Dataset rows for apps and sites

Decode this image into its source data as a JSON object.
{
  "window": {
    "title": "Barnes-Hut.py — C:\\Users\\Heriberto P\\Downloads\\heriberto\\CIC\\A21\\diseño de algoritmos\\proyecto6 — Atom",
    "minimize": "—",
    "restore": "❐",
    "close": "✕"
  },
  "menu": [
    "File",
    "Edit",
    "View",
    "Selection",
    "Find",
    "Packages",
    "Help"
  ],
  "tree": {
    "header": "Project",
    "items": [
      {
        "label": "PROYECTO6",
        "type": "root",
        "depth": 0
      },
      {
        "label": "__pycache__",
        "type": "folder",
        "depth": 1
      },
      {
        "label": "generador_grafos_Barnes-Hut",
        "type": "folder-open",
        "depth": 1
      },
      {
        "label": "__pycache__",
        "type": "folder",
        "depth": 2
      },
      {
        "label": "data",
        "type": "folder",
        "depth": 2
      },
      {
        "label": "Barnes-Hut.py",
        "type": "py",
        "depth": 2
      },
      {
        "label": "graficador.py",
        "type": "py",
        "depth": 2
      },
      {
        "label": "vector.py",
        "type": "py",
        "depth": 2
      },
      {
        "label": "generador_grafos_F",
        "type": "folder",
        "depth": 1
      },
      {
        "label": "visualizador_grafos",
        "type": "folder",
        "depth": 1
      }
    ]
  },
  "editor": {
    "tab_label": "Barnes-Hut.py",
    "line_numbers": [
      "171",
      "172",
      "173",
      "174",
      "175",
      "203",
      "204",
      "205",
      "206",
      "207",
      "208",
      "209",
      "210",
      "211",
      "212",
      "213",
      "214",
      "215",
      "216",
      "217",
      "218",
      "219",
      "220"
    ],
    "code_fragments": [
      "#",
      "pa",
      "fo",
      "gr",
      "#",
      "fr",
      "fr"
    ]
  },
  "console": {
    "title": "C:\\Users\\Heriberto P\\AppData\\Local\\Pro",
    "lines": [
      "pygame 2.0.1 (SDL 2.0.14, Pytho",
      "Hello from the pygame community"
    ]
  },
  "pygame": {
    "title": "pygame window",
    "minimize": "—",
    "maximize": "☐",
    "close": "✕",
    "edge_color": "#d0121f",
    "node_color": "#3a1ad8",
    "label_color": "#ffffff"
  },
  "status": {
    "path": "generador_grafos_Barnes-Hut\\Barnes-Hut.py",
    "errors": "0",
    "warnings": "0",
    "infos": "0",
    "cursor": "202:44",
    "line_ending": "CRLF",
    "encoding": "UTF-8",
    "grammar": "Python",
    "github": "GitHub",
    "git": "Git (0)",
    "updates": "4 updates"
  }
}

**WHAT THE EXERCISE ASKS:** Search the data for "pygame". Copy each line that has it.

**EXERCISE OUTPUT:**
      "pygame 2.0.1 (SDL 2.0.14, Pytho",
      "Hello from the pygame community"
  "pygame": {
    "title": "pygame window",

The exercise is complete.